A convertible was always part of the Evoque's future. From the very first concept sketches, Land Rover was committed to bringing back some sort of open-top motoring - a throwback, in a way, to the canvas roof of decades past. Company bosses hope that buyers choosing an Evoque will seriously consider picking the convertible.
The Evoque has been a huge success for Land Rover. Half a million sales in five years silenced the model's critics, who sneered at its tub-like proportions and supposedly ostentatious design language. While Land Rover is better-known for its Defender and 'proper' Range Rover products, innovation in other market segments is essential for the brand.
And a premium convertible SUV is very much an innovation. Land Rover has identified our current fascination with SUVs as a key opportunity to launch the Evoque Convertible - the kind of car that hasn't ever been mass-produced. With an asking price of around GBP50,000, an utterly brilliant 4x4 system, and a fabric roof, this really is something new.
Externally, the Evoque Convertible looks very similar to its hard-top counterpart. The roofline is virtually the same, giving the car that same hunched silhouette. It's on the inside that the changes are most noticeable - namely the removal of one seat in the rear, making this a four-seater. Boot space has been compromised by the roof mechanism, too.

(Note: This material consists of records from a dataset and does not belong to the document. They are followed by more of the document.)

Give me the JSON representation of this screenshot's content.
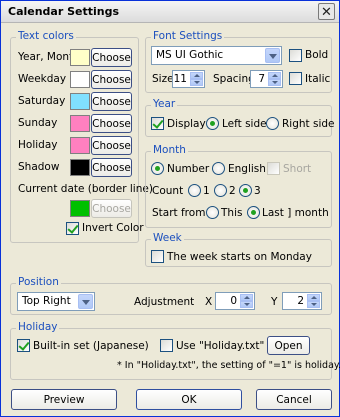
{
  "window": {
    "title": "Calendar Settings",
    "close_glyph": "✕"
  },
  "text_colors": {
    "legend": "Text colors",
    "choose_label": "Choose",
    "rows": [
      {
        "label": "Year, Month",
        "color": "#ffffc8"
      },
      {
        "label": "Weekday",
        "color": "#ffffff"
      },
      {
        "label": "Saturday",
        "color": "#80e0ff"
      },
      {
        "label": "Sunday",
        "color": "#ff80c0"
      },
      {
        "label": "Holiday",
        "color": "#ff80c0"
      },
      {
        "label": "Shadow",
        "color": "#000000"
      }
    ],
    "current_date_label": "Current date (border line)",
    "current_date_color": "#00c000",
    "invert_label": "Invert Color",
    "invert_checked": true
  },
  "font": {
    "legend": "Font Settings",
    "family": "MS UI Gothic",
    "bold_label": "Bold",
    "italic_label": "Italic",
    "size_label": "Size",
    "size_value": "11",
    "spacing_label": "Spacing",
    "spacing_value": "7"
  },
  "year": {
    "legend": "Year",
    "display_label": "Display",
    "left_label": "Left side",
    "right_label": "Right side"
  },
  "month": {
    "legend": "Month",
    "number_label": "Number",
    "english_label": "English",
    "short_label": "Short",
    "count_label": "Count",
    "count_1": "1",
    "count_2": "2",
    "count_3": "3",
    "start_label": "Start from [",
    "this_label": "This",
    "last_label": "Last ] month"
  },
  "week": {
    "legend": "Week",
    "monday_label": "The week starts on Monday"
  },
  "position": {
    "legend": "Position",
    "value": "Top Right",
    "adjust_label": "Adjustment",
    "x_label": "X",
    "x_value": "0",
    "y_label": "Y",
    "y_value": "2"
  },
  "holiday": {
    "legend": "Holiday",
    "builtin_label": "Built-in set (Japanese)",
    "use_file_label": "Use \"Holiday.txt\"",
    "open_label": "Open",
    "note": "* In \"Holiday.txt\", the setting of \"=1\" is holiday."
  },
  "footer": {
    "preview": "Preview",
    "ok": "OK",
    "cancel": "Cancel"
  }
}
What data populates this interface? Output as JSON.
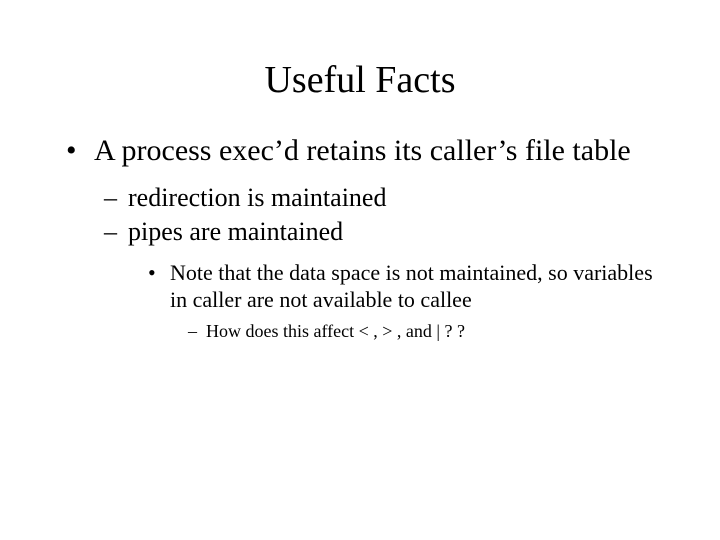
{
  "title": "Useful Facts",
  "bullets": {
    "b1": "A process exec’d retains its caller’s file table",
    "b1_1": "redirection is maintained",
    "b1_2": "pipes are maintained",
    "b1_2_1": "Note that the data space is not maintained, so variables in caller are not available to callee",
    "b1_2_1_1": "How does this affect  < ,  > , and |  ? ?"
  }
}
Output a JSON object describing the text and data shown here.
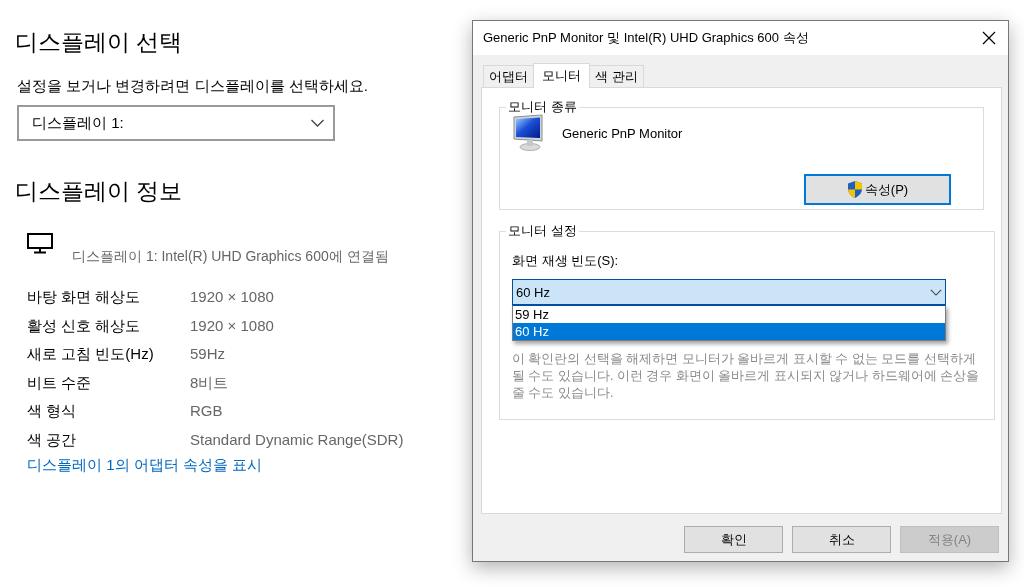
{
  "settings": {
    "heading": "디스플레이 선택",
    "instruction": "설정을 보거나 변경하려면 디스플레이를 선택하세요.",
    "display_select": {
      "value": "디스플레이 1:"
    },
    "info_heading": "디스플레이 정보",
    "connection": "디스플레이 1: Intel(R) UHD Graphics 600에 연결됨",
    "rows": [
      {
        "label": "바탕 화면 해상도",
        "value": "1920 × 1080"
      },
      {
        "label": "활성 신호 해상도",
        "value": "1920 × 1080"
      },
      {
        "label": "새로 고침 빈도(Hz)",
        "value": "59Hz"
      },
      {
        "label": "비트 수준",
        "value": "8비트"
      },
      {
        "label": "색 형식",
        "value": "RGB"
      },
      {
        "label": "색 공간",
        "value": "Standard Dynamic Range(SDR)"
      }
    ],
    "adapter_link": "디스플레이 1의 어댑터 속성을 표시"
  },
  "dialog": {
    "title": "Generic PnP Monitor 및 Intel(R) UHD Graphics 600 속성",
    "tabs": [
      {
        "label": "어댑터",
        "selected": false
      },
      {
        "label": "모니터",
        "selected": true
      },
      {
        "label": "색 관리",
        "selected": false
      }
    ],
    "monitor_type": {
      "legend": "모니터 종류",
      "name": "Generic PnP Monitor",
      "properties_button": "속성(P)"
    },
    "monitor_settings": {
      "legend": "모니터 설정",
      "refresh_label": "화면 재생 빈도(S):",
      "refresh_select": {
        "value": "60 Hz",
        "expanded": true,
        "options": [
          {
            "label": "59 Hz",
            "selected": false
          },
          {
            "label": "60 Hz",
            "selected": true
          }
        ]
      },
      "warning": "이 확인란의 선택을 해제하면 모니터가 올바르게 표시할 수 없는 모드를 선택하게 될 수도 있습니다. 이런 경우 화면이 올바르게 표시되지 않거나 하드웨어에 손상을 줄 수도 있습니다."
    },
    "buttons": [
      {
        "label": "확인",
        "disabled": false
      },
      {
        "label": "취소",
        "disabled": false
      },
      {
        "label": "적용(A)",
        "disabled": true
      }
    ]
  }
}
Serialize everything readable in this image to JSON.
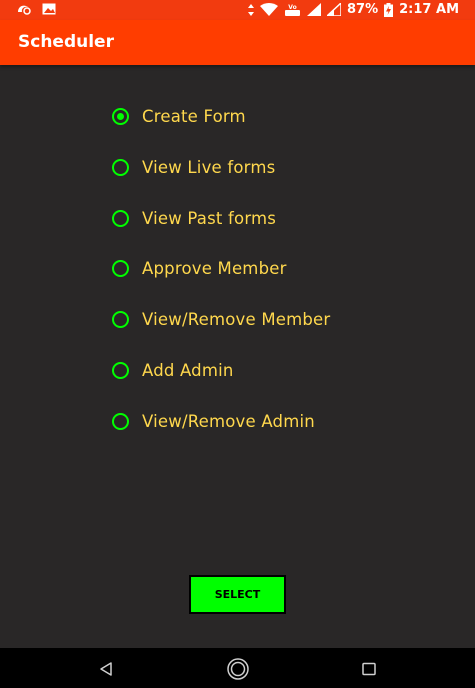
{
  "status_bar": {
    "battery_percent": "87%",
    "time": "2:17 AM",
    "icons": [
      "uc-browser-icon",
      "image-icon",
      "data-arrows-icon",
      "wifi-icon",
      "volte-lte-icon",
      "signal-1-icon",
      "signal-2-icon",
      "battery-charging-icon"
    ]
  },
  "app_bar": {
    "title": "Scheduler",
    "color": "#ff3d00"
  },
  "options": [
    {
      "label": "Create Form",
      "checked": true
    },
    {
      "label": "View Live forms",
      "checked": false
    },
    {
      "label": "View Past forms",
      "checked": false
    },
    {
      "label": "Approve Member",
      "checked": false
    },
    {
      "label": "View/Remove Member",
      "checked": false
    },
    {
      "label": "Add Admin",
      "checked": false
    },
    {
      "label": "View/Remove Admin",
      "checked": false
    }
  ],
  "select_button": {
    "label": "SELECT",
    "color": "#00ff00"
  },
  "nav_bar": {
    "icons": [
      "back-icon",
      "home-icon",
      "recents-icon"
    ]
  },
  "colors": {
    "background": "#292727",
    "radio_accent": "#00ff00",
    "label_text": "#ffd84d"
  }
}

The unsung highlight of the Evoque has always been its four-wheel-drive capability. The Convertible has a seriously impressive amount of electronically-aided traction when driving off road, making it one of the most convincing 4x4s currently on sale. Despite its looks, this is a capable utility vehicle when it needs to be.
Our verdict on the Range Rover Evoque Convertible
The Range Rover Evoque Convertible is an excellent car. Mechanically, it impresses through rigidity and off-road tenacity. The styling is more divisive, but no other car offers the flexibility afforded by the Evoque Convertible - supreme off-road ability, coupled to roof-down summer fun.